Today they announced the shortlist for the 2013 Frank O’Connor International Short Story Award:

  • Tea at the Midland and Other Stories, by David Constantine
  • Siege 13, by Tamas Dobozy
  • Black Vodka, by Deborah Levy
  • Black Dahlia & White Rose, by Joyce Carol Oates
  • We’re Flying, by Peter Stamm
  • Battleborn, by Claire Vaye Watkins

The winner will be announced sometime during the first week of July.

On first glance, this is an exciting list. I have read some of Black Vodka and We’re Flying, and I’m enjoying both (Levy was a finalist for the Man Booker Prize last year and Stamm was a finalist for the Man Booker International Prize this year), and Battleborn recently won The Short Story Prize (I still haven’t gotten my hands on a copy, but from what I’ve seen this is right up my alley). Siege 13 got a nice write-up in The New Yorker this week. That leaves Tea at the Midland and Black Dahlia & White Rose, both of which I know nothing about, though perhaps a few of the stories in the Joyce Carol Oates collection were originally published in The New Yorker, which means I have read a few.

Liked it? Take a second to support The Mookse and the Gripes on Patreon!
By |2013-05-31T13:57:47+00:00May 31st, 2013|Categories: Uncategorized|1 Comment

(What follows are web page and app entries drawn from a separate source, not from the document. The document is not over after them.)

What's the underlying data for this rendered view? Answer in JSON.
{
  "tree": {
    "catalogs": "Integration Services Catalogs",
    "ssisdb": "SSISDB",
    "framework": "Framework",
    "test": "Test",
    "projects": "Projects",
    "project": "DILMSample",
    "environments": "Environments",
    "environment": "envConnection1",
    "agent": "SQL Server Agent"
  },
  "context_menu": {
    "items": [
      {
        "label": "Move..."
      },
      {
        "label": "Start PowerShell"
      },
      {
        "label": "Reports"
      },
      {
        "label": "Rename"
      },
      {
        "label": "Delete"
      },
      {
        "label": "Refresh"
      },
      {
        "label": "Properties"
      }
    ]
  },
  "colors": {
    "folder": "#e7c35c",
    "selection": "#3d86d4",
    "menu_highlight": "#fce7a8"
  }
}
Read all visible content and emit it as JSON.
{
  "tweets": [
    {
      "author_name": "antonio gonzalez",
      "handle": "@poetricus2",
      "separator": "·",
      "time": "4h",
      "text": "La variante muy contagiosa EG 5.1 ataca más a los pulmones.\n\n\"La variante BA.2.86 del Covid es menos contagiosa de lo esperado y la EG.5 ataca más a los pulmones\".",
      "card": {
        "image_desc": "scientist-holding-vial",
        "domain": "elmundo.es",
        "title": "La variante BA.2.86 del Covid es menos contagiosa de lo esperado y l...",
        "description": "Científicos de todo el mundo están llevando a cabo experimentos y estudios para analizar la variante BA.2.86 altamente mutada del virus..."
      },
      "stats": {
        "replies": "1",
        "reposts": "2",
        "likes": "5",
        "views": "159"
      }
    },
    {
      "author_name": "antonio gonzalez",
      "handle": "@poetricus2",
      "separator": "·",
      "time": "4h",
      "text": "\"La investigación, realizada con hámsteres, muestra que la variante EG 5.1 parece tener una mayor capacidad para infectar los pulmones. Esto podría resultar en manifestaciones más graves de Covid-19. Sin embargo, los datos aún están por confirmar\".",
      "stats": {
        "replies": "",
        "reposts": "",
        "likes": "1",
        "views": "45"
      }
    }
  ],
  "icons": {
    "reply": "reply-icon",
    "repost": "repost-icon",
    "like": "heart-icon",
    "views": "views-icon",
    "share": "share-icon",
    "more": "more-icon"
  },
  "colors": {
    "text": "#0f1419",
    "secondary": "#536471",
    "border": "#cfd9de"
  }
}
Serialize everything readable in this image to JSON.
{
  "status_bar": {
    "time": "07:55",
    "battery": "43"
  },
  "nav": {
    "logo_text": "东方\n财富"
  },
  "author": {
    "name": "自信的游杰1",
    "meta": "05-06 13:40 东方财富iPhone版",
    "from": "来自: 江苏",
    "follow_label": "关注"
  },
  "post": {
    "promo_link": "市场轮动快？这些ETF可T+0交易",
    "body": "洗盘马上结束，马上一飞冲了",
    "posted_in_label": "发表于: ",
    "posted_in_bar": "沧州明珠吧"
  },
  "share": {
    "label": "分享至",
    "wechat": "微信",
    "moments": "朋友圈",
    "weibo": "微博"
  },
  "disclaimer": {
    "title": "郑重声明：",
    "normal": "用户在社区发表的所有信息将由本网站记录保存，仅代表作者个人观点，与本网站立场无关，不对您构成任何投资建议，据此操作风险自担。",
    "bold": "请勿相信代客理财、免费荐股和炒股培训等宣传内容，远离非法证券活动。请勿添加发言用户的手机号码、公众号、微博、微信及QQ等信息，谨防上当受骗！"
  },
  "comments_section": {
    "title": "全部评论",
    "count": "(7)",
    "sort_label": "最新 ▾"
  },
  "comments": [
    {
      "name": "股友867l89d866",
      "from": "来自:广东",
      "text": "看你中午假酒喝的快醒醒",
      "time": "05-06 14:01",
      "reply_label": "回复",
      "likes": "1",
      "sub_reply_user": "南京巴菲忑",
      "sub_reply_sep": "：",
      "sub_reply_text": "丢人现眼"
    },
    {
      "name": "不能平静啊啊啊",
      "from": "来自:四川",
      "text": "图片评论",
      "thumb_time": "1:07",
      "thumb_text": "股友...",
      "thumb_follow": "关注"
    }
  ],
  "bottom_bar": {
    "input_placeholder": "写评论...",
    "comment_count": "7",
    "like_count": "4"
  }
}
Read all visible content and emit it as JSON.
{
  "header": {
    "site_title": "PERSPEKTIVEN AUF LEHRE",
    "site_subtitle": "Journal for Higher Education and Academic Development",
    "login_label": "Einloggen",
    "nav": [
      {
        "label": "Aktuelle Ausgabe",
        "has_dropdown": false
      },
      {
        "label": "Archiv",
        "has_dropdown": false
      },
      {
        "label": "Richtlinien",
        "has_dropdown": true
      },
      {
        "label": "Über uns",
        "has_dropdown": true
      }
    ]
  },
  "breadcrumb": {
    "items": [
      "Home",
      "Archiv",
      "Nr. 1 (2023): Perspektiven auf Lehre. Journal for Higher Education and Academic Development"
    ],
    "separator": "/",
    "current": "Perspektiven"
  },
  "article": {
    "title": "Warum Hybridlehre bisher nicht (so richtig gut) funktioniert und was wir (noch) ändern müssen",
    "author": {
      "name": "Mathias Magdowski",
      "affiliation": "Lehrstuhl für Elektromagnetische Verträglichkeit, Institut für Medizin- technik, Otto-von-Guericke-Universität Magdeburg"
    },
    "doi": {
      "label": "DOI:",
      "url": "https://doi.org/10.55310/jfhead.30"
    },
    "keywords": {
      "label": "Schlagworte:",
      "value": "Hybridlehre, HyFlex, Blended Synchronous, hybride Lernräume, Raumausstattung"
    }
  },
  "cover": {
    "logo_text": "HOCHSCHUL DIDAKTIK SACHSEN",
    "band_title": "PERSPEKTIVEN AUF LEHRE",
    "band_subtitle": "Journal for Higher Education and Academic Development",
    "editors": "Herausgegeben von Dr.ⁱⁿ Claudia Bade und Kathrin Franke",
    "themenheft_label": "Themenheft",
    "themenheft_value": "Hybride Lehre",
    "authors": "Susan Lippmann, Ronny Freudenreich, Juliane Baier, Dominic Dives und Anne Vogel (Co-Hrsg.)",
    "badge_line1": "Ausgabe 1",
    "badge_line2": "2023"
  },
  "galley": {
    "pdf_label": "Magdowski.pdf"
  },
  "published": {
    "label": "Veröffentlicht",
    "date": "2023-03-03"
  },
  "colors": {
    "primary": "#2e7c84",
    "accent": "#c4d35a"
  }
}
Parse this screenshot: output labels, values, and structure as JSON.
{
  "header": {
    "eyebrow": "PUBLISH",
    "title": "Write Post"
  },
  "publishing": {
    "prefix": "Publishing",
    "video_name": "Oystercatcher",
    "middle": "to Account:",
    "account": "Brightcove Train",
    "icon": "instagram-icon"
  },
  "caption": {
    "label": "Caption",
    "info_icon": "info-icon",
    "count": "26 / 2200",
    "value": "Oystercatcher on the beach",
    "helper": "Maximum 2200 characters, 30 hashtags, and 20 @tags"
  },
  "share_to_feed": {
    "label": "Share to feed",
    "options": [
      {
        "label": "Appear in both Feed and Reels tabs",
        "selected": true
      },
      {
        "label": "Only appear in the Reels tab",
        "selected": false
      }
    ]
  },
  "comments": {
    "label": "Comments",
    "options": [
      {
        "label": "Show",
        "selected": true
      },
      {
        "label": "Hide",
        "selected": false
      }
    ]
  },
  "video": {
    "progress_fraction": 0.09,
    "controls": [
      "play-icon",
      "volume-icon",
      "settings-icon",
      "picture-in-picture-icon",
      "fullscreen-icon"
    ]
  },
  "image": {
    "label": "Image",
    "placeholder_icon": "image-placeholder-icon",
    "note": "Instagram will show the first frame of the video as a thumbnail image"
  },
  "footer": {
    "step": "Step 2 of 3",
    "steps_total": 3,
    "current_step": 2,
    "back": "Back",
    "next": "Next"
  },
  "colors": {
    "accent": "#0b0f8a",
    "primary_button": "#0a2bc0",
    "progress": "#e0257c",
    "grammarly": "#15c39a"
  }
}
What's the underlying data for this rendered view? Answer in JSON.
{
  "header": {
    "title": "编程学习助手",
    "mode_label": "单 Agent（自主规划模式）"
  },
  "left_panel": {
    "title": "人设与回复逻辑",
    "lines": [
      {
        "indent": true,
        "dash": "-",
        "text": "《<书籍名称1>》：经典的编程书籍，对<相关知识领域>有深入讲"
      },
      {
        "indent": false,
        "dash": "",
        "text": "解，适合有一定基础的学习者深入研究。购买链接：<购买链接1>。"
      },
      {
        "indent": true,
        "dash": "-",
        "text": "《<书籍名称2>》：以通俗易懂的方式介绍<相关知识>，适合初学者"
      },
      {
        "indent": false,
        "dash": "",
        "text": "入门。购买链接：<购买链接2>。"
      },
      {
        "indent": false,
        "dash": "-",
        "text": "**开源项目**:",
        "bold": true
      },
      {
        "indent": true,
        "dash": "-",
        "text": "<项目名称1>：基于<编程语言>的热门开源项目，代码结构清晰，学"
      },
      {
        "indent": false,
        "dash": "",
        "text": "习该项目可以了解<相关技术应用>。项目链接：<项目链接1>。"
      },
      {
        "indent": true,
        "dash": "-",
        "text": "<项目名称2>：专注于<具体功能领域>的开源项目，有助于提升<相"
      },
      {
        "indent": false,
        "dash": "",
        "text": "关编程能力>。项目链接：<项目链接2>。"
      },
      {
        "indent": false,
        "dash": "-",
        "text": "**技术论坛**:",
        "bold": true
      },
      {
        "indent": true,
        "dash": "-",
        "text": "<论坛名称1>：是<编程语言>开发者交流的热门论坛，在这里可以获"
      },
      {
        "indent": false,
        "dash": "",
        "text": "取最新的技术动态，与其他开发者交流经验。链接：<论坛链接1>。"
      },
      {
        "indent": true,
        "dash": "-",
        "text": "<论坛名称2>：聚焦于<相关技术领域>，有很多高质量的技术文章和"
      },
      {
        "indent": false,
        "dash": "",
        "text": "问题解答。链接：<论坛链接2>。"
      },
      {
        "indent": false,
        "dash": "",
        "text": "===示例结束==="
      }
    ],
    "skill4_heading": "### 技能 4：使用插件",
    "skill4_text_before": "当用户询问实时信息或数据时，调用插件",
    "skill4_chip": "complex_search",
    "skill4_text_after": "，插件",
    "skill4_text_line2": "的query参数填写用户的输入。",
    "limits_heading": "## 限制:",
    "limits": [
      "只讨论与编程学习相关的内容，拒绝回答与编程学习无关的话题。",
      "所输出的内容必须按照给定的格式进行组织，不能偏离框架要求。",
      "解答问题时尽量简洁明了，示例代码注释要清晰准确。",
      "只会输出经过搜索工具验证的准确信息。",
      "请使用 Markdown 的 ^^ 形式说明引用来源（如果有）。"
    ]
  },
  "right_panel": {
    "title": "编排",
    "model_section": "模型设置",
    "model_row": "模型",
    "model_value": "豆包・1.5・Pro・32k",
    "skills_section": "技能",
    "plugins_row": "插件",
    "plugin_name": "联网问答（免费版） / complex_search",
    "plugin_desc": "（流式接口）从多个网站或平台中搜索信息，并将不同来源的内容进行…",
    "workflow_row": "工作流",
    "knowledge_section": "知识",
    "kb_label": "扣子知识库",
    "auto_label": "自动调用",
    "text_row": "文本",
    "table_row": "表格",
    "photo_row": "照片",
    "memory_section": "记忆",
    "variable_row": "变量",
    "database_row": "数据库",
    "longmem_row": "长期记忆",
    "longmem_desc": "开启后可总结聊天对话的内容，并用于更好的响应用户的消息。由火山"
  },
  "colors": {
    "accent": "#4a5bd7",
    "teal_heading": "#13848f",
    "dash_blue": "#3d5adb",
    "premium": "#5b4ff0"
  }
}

One Comment

  1. David June 9, 2013 at 10:19 am

    I’m not sure this shortlist excites me, but it is certainly interesting.

    So far I’ve read two of the collections – ‘Tea at the Midland’ was beautifully written, but a mere four months after reading it I’m struggling to remember any of the stories. I admired the craft, but it largely left me cold.

    The other one I’ve read (just finished this morning in fact) is ‘Black Dahlia & White Rose’, which I ended up finding a bit uneven. The first six stories were brilliant vintage Oates, but then the last five I found really disappointing. One just meanders aimlessly, another two were too weird for my tastes (with characters variously transforming into sparrows and spotted hyenas) and the final prison-set pair just felt inconsequential and forgettable.
    Only one of the stories (‘I.D.’) has appeared in The New Yorker (a girl is taken out of class by two police officers to go and identify a body who may or may not be her mother). One story (‘The Good Samaritan’) was surprising for getting past both Oates’ editor at Ecco and the editor(s) of Harper’s (where it first appeared) in its current state – clearly at some point Oates changed her mind about the story’s setting: we are told in the first sentence by the 20 year old narrator that it is 1981, but then it’s suddenly 2001 with the narrator being born in 1981, then it’s 1981 again, like two drafts have been badly welded together – a shame as it is probably my favourite story in the book, becoming darker and creepier as it progresses.

    I have a copy of ‘Battleborn’ so I’ll try and get to that before the winner is announced. Of the nine collections from the longlist that I’d read I’m disappointed that Steven Schwartz’s ‘Little Raw Souls’ didn’t make the shortlist – easily the best collection I’ve read this year.

Leave a Reply

This site uses Akismet to reduce spam. Learn how your comment data is processed.